Arguably the biggest question from investors this year for tech giant Apple had nothing to do with any of its must-have products. A January announcement indicated that the iPhone-maker would be bringing a quarter of a trillion dollars in offshore money back to the United States. Shareholders and media alike wondered how CEO Tim Cook planned to spend it.
A 2017 study found that, like Apple, more than 70 percent of the Fortune 500 had established subsidiaries in international tax havens. Among U.S. multinational companies, the exceptions are the ones that don’t have piles of foreign profits sitting in obscure locales such as Vanuatu and the Isle of Man. The reason: Companies have been able to defer the tax liability on those earnings until the companies returned the profits to the U.S.

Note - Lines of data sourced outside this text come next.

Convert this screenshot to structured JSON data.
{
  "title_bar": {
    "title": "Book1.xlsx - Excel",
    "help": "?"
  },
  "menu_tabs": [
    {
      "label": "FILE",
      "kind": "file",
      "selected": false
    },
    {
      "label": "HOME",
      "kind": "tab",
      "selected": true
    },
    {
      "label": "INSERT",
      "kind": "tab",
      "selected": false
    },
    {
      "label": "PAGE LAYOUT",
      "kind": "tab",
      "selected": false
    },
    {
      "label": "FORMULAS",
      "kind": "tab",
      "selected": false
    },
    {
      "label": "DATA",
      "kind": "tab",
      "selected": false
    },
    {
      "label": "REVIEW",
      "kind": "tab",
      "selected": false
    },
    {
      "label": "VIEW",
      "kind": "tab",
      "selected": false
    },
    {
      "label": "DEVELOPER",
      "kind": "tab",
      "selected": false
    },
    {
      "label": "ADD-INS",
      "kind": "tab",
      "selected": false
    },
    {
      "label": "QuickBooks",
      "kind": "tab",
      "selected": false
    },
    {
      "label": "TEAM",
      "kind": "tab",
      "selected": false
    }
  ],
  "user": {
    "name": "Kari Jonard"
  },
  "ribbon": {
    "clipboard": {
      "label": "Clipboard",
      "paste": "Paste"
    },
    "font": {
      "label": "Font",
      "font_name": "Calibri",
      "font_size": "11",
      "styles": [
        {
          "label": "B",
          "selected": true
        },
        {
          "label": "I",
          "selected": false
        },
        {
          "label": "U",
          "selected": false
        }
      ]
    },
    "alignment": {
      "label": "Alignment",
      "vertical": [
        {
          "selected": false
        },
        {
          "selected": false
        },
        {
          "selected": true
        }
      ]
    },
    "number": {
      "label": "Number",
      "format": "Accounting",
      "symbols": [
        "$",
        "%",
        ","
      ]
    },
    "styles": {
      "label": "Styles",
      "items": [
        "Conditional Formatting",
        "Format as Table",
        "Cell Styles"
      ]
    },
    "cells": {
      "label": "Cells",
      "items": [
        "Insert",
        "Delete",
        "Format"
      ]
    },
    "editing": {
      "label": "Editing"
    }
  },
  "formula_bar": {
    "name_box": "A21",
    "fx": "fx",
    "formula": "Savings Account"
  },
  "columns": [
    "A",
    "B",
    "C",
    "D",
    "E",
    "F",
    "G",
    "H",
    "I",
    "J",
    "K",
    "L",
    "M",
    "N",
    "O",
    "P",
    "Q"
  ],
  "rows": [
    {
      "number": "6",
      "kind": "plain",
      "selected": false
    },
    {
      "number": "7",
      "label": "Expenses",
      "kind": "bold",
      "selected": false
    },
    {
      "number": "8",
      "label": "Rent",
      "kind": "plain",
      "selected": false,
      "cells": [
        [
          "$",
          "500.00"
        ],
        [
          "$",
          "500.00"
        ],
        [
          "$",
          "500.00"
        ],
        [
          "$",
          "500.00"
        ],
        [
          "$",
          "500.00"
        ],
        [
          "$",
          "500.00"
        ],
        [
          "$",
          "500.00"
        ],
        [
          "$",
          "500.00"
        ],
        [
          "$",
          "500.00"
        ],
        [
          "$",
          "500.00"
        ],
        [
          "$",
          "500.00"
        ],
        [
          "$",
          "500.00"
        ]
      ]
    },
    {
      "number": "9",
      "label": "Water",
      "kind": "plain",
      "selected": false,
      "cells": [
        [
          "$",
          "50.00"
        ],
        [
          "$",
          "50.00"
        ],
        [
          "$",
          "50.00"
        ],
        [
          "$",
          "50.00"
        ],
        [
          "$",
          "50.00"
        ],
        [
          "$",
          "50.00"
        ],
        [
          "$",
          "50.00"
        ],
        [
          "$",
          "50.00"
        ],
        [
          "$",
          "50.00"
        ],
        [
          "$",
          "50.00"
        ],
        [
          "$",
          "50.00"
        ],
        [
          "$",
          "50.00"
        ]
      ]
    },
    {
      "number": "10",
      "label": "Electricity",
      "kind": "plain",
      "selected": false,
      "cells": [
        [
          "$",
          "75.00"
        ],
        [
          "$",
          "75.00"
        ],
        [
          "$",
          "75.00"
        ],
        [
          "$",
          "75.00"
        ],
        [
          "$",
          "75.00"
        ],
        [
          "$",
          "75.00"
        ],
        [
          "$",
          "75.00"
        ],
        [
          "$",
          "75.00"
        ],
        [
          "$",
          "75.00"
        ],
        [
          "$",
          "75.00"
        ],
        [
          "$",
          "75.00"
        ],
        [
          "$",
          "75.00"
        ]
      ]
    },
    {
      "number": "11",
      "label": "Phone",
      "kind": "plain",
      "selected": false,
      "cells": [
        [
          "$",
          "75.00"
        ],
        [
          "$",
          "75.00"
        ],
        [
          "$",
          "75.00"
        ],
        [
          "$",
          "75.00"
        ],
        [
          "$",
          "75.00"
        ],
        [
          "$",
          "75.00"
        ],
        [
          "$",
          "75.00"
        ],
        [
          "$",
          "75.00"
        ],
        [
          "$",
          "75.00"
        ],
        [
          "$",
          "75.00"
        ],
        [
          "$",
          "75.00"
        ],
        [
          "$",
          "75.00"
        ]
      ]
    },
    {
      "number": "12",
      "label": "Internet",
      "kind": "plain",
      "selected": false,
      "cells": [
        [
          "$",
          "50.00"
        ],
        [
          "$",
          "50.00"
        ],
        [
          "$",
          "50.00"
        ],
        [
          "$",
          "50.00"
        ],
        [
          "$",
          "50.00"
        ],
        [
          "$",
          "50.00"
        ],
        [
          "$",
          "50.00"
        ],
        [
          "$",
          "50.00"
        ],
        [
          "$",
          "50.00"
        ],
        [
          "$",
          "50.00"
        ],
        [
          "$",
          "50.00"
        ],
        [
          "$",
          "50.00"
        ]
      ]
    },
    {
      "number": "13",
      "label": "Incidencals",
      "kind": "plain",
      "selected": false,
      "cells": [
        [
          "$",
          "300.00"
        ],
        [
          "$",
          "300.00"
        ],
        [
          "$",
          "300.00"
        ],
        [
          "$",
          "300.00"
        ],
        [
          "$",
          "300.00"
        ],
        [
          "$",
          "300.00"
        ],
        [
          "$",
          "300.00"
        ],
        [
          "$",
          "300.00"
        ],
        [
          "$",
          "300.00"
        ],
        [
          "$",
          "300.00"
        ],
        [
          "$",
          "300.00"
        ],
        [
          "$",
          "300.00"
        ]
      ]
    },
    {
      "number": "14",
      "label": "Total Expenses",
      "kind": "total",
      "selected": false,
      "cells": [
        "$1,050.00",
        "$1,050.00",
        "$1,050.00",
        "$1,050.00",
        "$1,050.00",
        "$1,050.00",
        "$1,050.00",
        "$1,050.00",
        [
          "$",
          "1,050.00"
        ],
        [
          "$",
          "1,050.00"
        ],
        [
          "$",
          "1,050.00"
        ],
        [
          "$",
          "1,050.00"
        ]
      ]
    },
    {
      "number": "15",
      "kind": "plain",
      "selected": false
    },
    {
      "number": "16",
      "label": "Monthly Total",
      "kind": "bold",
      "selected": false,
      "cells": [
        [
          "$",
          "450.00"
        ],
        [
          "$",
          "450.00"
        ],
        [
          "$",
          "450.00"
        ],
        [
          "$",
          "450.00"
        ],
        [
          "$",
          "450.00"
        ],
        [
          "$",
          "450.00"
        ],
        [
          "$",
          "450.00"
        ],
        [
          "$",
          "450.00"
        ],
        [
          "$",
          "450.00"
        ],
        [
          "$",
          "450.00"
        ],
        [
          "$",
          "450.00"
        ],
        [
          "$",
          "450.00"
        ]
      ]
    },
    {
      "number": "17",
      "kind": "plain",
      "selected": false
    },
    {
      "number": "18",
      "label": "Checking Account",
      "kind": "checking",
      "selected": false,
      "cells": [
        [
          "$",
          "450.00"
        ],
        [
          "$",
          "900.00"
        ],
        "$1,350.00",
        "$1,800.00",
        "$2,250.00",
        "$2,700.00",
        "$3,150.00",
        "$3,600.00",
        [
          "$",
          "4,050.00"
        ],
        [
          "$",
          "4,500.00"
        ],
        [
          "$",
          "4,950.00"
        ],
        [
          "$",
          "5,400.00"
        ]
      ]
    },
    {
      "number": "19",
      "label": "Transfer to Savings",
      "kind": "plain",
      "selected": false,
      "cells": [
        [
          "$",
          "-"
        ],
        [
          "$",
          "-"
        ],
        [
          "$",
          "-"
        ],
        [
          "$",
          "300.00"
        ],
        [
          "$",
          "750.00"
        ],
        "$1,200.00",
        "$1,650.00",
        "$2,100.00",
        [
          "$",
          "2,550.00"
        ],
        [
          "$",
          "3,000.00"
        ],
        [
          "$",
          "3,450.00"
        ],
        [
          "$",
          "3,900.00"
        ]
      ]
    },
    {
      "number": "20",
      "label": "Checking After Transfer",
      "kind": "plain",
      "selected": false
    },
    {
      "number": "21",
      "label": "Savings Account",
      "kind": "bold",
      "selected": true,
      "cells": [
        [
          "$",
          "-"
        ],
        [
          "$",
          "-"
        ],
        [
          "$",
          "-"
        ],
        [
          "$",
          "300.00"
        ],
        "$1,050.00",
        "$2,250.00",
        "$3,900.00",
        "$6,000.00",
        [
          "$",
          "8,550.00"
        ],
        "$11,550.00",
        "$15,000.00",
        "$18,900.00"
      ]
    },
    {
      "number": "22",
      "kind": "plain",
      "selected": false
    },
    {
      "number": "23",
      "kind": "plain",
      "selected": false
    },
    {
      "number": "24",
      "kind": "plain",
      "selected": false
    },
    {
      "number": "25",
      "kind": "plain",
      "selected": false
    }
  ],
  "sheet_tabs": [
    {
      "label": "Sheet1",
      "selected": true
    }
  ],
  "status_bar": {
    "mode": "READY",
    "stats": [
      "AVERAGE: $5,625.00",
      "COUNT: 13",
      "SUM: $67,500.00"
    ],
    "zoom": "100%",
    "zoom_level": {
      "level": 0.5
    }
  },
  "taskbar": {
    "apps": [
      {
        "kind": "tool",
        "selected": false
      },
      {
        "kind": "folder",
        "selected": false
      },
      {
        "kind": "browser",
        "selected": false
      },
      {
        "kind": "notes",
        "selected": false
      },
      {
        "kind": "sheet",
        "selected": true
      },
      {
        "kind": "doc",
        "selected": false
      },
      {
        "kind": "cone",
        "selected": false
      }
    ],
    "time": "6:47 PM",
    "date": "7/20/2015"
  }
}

Not surprisingly, Corporate America has drawn heat for this widespread practice. When Republicans passed their long-awaited tax cuts late last year, the legislative package included measures aimed at getting back a sizable chunk of the trillions of dollars estimated to be parked in offshore corporate accounts. That process of bringing the money back stateside is commonly known as repatriation, and Congress’ nonpartisan Joint Committee on Taxation has estimated that the repatriation tax regime laid out in the bill will put about $339 billion into the federal government’s coffers in the next 10 years.
Earlier this month, companies got a better idea of how the repatriation program would work. The U.S. Treasury Department published proposed regulations that would cut the tax rate for repatriating foreign profits down from 35 percent down to a one-time rate of 15.5 percent on cash and cash equivalents. Illiquid assets would be taxed at a rate of 8 percent. Additionally, companies would be able to pay the resulting tax bills in installments over eight years.
The repatriation regulations are expected to be finalized in 2019. Yet, even before Treasury published its proposed guidance in August, initial returns indicated that foreign profits were starting to flow back into the U.S. The Bureau of Economic Analysis reported that companies had repatriated $305.6 billion in the first quarter of 2018, up from roughly $35 billion during the same period in 2017. (That works out to an annual rate of $1.2 trillion, shy of the president’s lofty estimate of $4 trillion but a nice chunk of change nonetheless.)
Why try to lure foreign profits back? In addition to the tax revenue, proponents have touted repatriation as a form of economic stimulus. The thinking goes that companies will use the repatriated money for capital expenditures and new hiring. Economists at the Congressional Research Service cast doubt on that claim in an analysis that studied the effects of the last federal tax holiday on repatriated earnings. They found that the measure, which was enacted as part of the 2004 tax bill, produced “a significant increase in repatriated earnings, [but] empirical evidence is unable to show a corresponding increase in domestic investment or employment.”
Instead, the CRS economists determined that companies used the majority of the repatriated money to fund share buybacks and dividend hikes. If the plans Apple announced in May–which include a $100 billion share buyback–are any indication, expect more of the same from this round of repatriation.